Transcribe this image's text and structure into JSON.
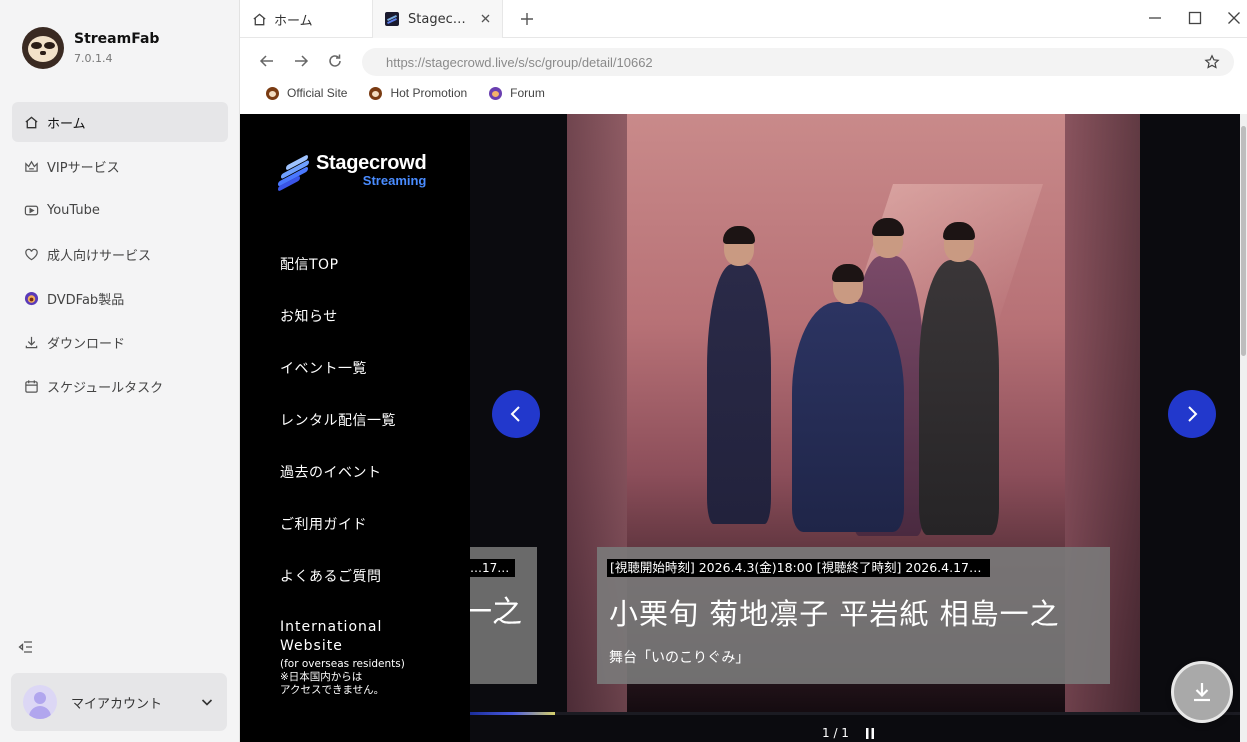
{
  "app": {
    "name": "StreamFab",
    "version": "7.0.1.4"
  },
  "sidebar": {
    "items": [
      {
        "label": "ホーム",
        "icon": "home-icon",
        "active": true
      },
      {
        "label": "VIPサービス",
        "icon": "crown-icon"
      },
      {
        "label": "YouTube",
        "icon": "youtube-icon"
      },
      {
        "label": "成人向けサービス",
        "icon": "heart-icon"
      },
      {
        "label": "DVDFab製品",
        "icon": "dvdfab-icon"
      },
      {
        "label": "ダウンロード",
        "icon": "download-icon"
      },
      {
        "label": "スケジュールタスク",
        "icon": "calendar-icon"
      }
    ],
    "account_label": "マイアカウント"
  },
  "tabs": [
    {
      "label": "ホーム",
      "icon": "home-icon"
    },
    {
      "label": "Stagec…",
      "icon": "stagecrowd-favicon"
    }
  ],
  "address": {
    "url": "https://stagecrowd.live/s/sc/group/detail/10662"
  },
  "bookmarks": [
    {
      "label": "Official Site"
    },
    {
      "label": "Hot Promotion"
    },
    {
      "label": "Forum"
    }
  ],
  "site": {
    "logo_name": "Stagecrowd",
    "logo_sub": "Streaming",
    "menu": [
      "配信TOP",
      "お知らせ",
      "イベント一覧",
      "レンタル配信一覧",
      "過去のイベント",
      "ご利用ガイド",
      "よくあるご質問"
    ],
    "intl_title_1": "International",
    "intl_title_2": "Website",
    "intl_note_1": "(for overseas residents)",
    "intl_note_2": "※日本国内からは",
    "intl_note_3": "アクセスできません。"
  },
  "carousel": {
    "prev_card_time": "…17…",
    "prev_card_title": "一之",
    "card_time": "[視聴開始時刻] 2026.4.3(金)18:00 [視聴終了時刻] 2026.4.17…",
    "card_title": "小栗旬 菊地凛子 平岩紙 相島一之",
    "card_subtitle": "舞台「いのこりぐみ」",
    "pager": "1 / 1",
    "progress": 0.11
  },
  "colors": {
    "accent_blue": "#2238cc",
    "logo_blue": "#4a8cff"
  }
}
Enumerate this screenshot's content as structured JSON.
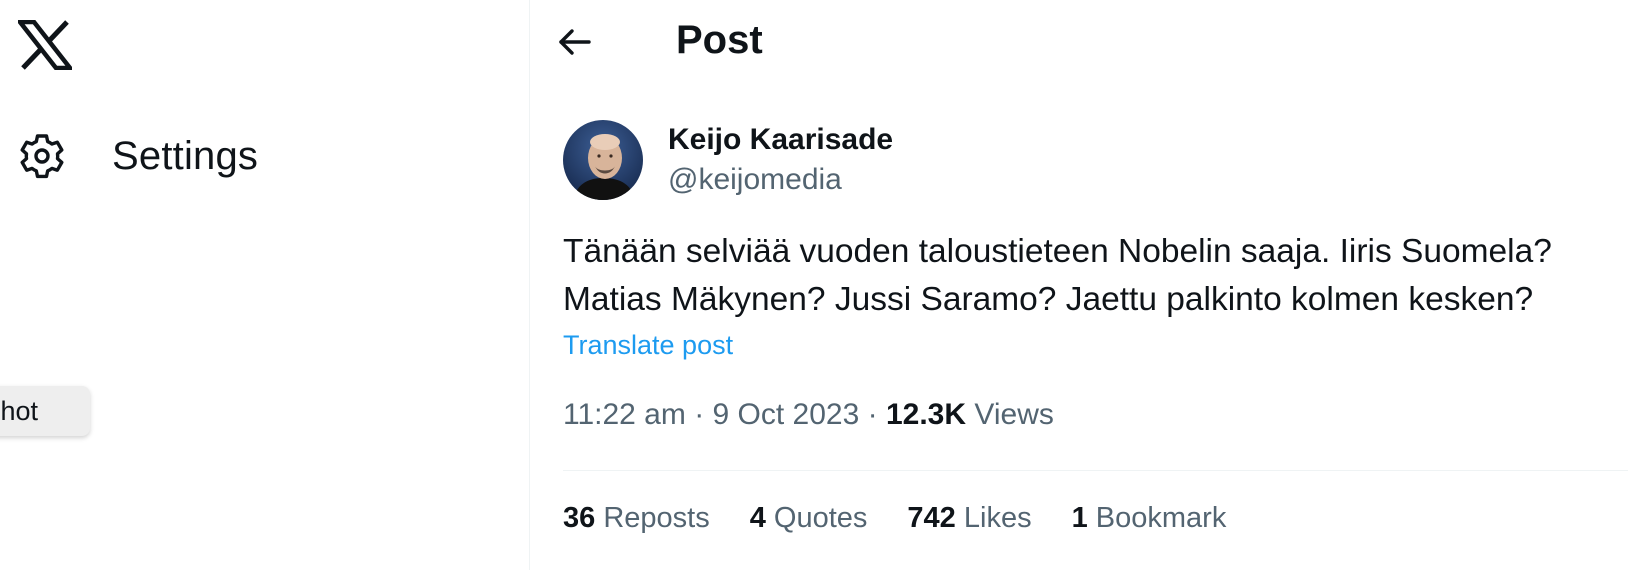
{
  "sidebar": {
    "logo_icon": "x-logo-icon",
    "settings": {
      "icon": "gear-icon",
      "label": "Settings"
    },
    "tooltip_text": "nshot"
  },
  "header": {
    "back_icon": "arrow-left-icon",
    "title": "Post"
  },
  "post": {
    "author": {
      "display_name": "Keijo Kaarisade",
      "handle": "@keijomedia",
      "avatar": "avatar-photo"
    },
    "text": "Tänään selviää vuoden taloustieteen Nobelin saaja. Iiris Suomela?\nMatias Mäkynen? Jussi Saramo? Jaettu palkinto kolmen kesken?",
    "translate_label": "Translate post",
    "time": "11:22 am",
    "separator": " · ",
    "date": "9 Oct 2023",
    "views_count": "12.3K",
    "views_label": "Views"
  },
  "stats": {
    "reposts_count": "36",
    "reposts_label": "Reposts",
    "quotes_count": "4",
    "quotes_label": "Quotes",
    "likes_count": "742",
    "likes_label": "Likes",
    "bookmarks_count": "1",
    "bookmarks_label": "Bookmark"
  },
  "colors": {
    "text_primary": "#0f1419",
    "text_secondary": "#536471",
    "link": "#1d9bf0",
    "divider": "#eff3f4"
  }
}
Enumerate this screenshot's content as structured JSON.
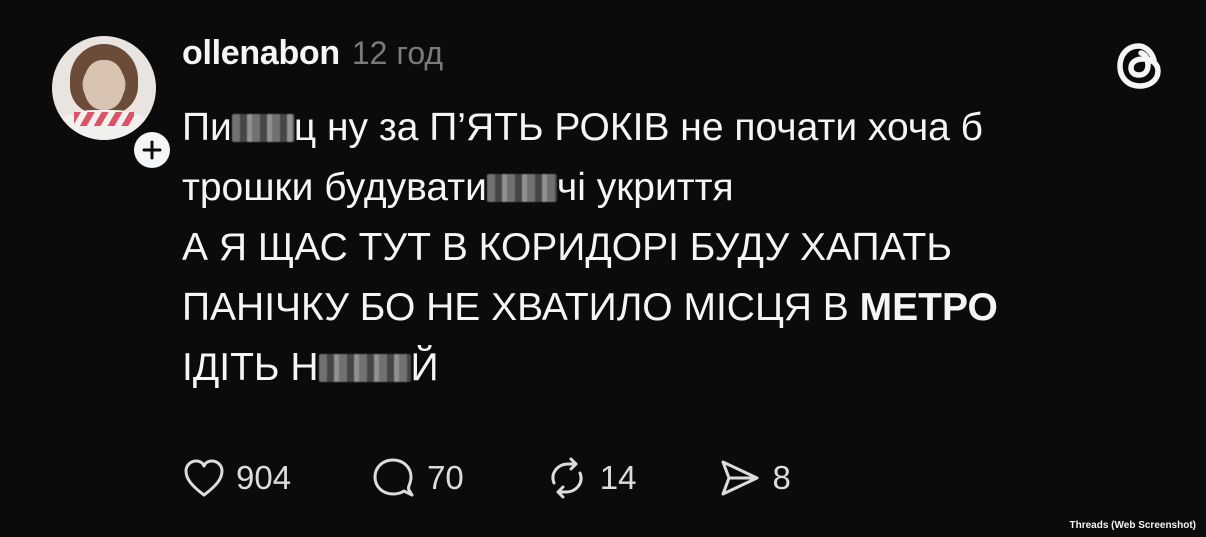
{
  "post": {
    "username": "ollenabon",
    "time": "12 год",
    "lines": [
      [
        "Пи",
        "ц ну за П’ЯТЬ РОКІВ не почати хоча б"
      ],
      [
        "трошки будувати",
        "чі укриття"
      ],
      [
        "А Я ЩАС ТУТ В КОРИДОРІ БУДУ ХАПАТЬ"
      ],
      [
        "ПАНІЧКУ БО НЕ ХВАТИЛО МІСЦЯ В ",
        "МЕТРО"
      ],
      [
        "ІДІТЬ Н",
        "Й"
      ]
    ]
  },
  "actions": {
    "likes": "904",
    "replies": "70",
    "reposts": "14",
    "shares": "8"
  },
  "credit": "Threads (Web Screenshot)",
  "icons": {
    "like": "heart-icon",
    "reply": "comment-icon",
    "repost": "repost-icon",
    "share": "send-icon",
    "follow": "plus-icon",
    "brand": "threads-logo-icon"
  },
  "colors": {
    "background": "#0b0b0b",
    "text": "#f3f5f7",
    "muted": "#7a7a7a"
  }
}
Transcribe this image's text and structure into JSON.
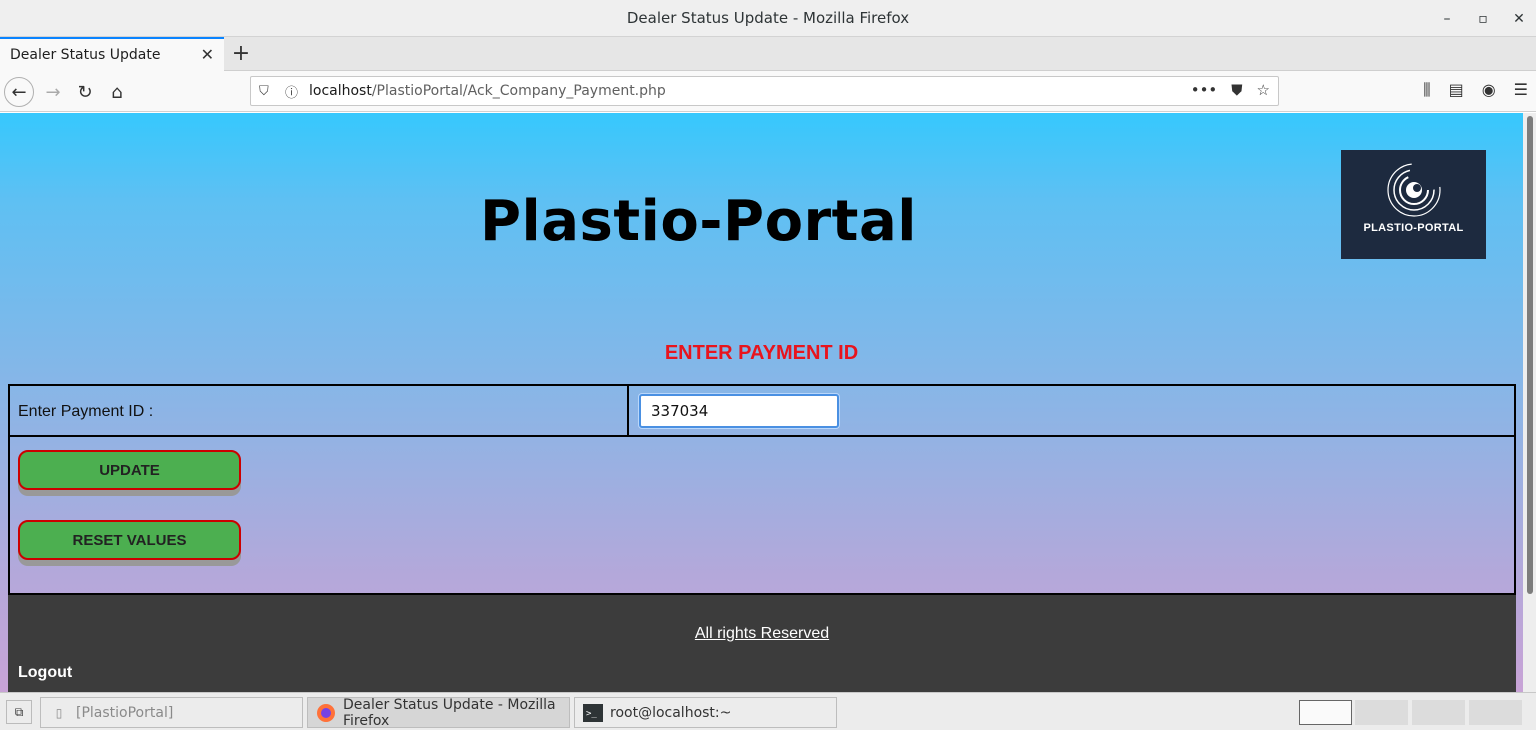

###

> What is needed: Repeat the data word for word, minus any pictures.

> Solution for this exercise:
Transcribe this image's text and structure into JSON.
{
  "app": {
    "name": "StreamFab",
    "version": "7.0.1.4"
  },
  "sidebar": {
    "items": [
      {
        "label": "ホーム",
        "icon": "home-icon",
        "active": true
      },
      {
        "label": "VIPサービス",
        "icon": "crown-icon"
      },
      {
        "label": "YouTube",
        "icon": "youtube-icon"
      },
      {
        "label": "成人向けサービス",
        "icon": "heart-icon"
      },
      {
        "label": "DVDFab製品",
        "icon": "dvdfab-icon"
      },
      {
        "label": "ダウンロード",
        "icon": "download-icon"
      },
      {
        "label": "スケジュールタスク",
        "icon": "calendar-icon"
      }
    ],
    "account_label": "マイアカウント"
  },
  "tabs": [
    {
      "label": "ホーム",
      "icon": "home-icon"
    },
    {
      "label": "Stagec…",
      "icon": "stagecrowd-favicon"
    }
  ],
  "address": {
    "url": "https://stagecrowd.live/s/sc/group/detail/10662"
  },
  "bookmarks": [
    {
      "label": "Official Site"
    },
    {
      "label": "Hot Promotion"
    },
    {
      "label": "Forum"
    }
  ],
  "site": {
    "logo_name": "Stagecrowd",
    "logo_sub": "Streaming",
    "menu": [
      "配信TOP",
      "お知らせ",
      "イベント一覧",
      "レンタル配信一覧",
      "過去のイベント",
      "ご利用ガイド",
      "よくあるご質問"
    ],
    "intl_title_1": "International",
    "intl_title_2": "Website",
    "intl_note_1": "(for overseas residents)",
    "intl_note_2": "※日本国内からは",
    "intl_note_3": "アクセスできません。"
  },
  "carousel": {
    "prev_card_time": "…17…",
    "prev_card_title": "一之",
    "card_time": "[視聴開始時刻] 2026.4.3(金)18:00 [視聴終了時刻] 2026.4.17…",
    "card_title": "小栗旬 菊地凛子 平岩紙 相島一之",
    "card_subtitle": "舞台「いのこりぐみ」",
    "pager": "1 / 1",
    "progress": 0.11
  },
  "colors": {
    "accent_blue": "#2238cc",
    "logo_blue": "#4a8cff"
  }
}
Enumerate this screenshot's content as structured JSON.
{
  "sidebar": {
    "logo_icon": "x-logo-icon",
    "settings": {
      "icon": "gear-icon",
      "label": "Settings"
    },
    "tooltip_text": "nshot"
  },
  "header": {
    "back_icon": "arrow-left-icon",
    "title": "Post"
  },
  "post": {
    "author": {
      "display_name": "Keijo Kaarisade",
      "handle": "@keijomedia",
      "avatar": "avatar-photo"
    },
    "text": "Tänään selviää vuoden taloustieteen Nobelin saaja. Iiris Suomela?\nMatias Mäkynen? Jussi Saramo? Jaettu palkinto kolmen kesken?",
    "translate_label": "Translate post",
    "time": "11:22 am",
    "separator": " · ",
    "date": "9 Oct 2023",
    "views_count": "12.3K",
    "views_label": "Views"
  },
  "stats": {
    "reposts_count": "36",
    "reposts_label": "Reposts",
    "quotes_count": "4",
    "quotes_label": "Quotes",
    "likes_count": "742",
    "likes_label": "Likes",
    "bookmarks_count": "1",
    "bookmarks_label": "Bookmark"
  },
  "colors": {
    "text_primary": "#0f1419",
    "text_secondary": "#536471",
    "link": "#1d9bf0",
    "divider": "#eff3f4"
  }
}
Enumerate this screenshot's content as structured JSON.
{
  "post": {
    "username": "ollenabon",
    "time": "12 год",
    "lines": [
      [
        "Пи",
        "ц ну за П’ЯТЬ РОКІВ не почати хоча б"
      ],
      [
        "трошки будувати",
        "чі укриття"
      ],
      [
        "А Я ЩАС ТУТ В КОРИДОРІ БУДУ ХАПАТЬ"
      ],
      [
        "ПАНІЧКУ БО НЕ ХВАТИЛО МІСЦЯ В ",
        "МЕТРО"
      ],
      [
        "ІДІТЬ Н",
        "Й"
      ]
    ]
  },
  "actions": {
    "likes": "904",
    "replies": "70",
    "reposts": "14",
    "shares": "8"
  },
  "credit": "Threads (Web Screenshot)",
  "icons": {
    "like": "heart-icon",
    "reply": "comment-icon",
    "repost": "repost-icon",
    "share": "send-icon",
    "follow": "plus-icon",
    "brand": "threads-logo-icon"
  },
  "colors": {
    "background": "#0b0b0b",
    "text": "#f3f5f7",
    "muted": "#7a7a7a"
  }
}
Transcribe this image's text and structure into JSON.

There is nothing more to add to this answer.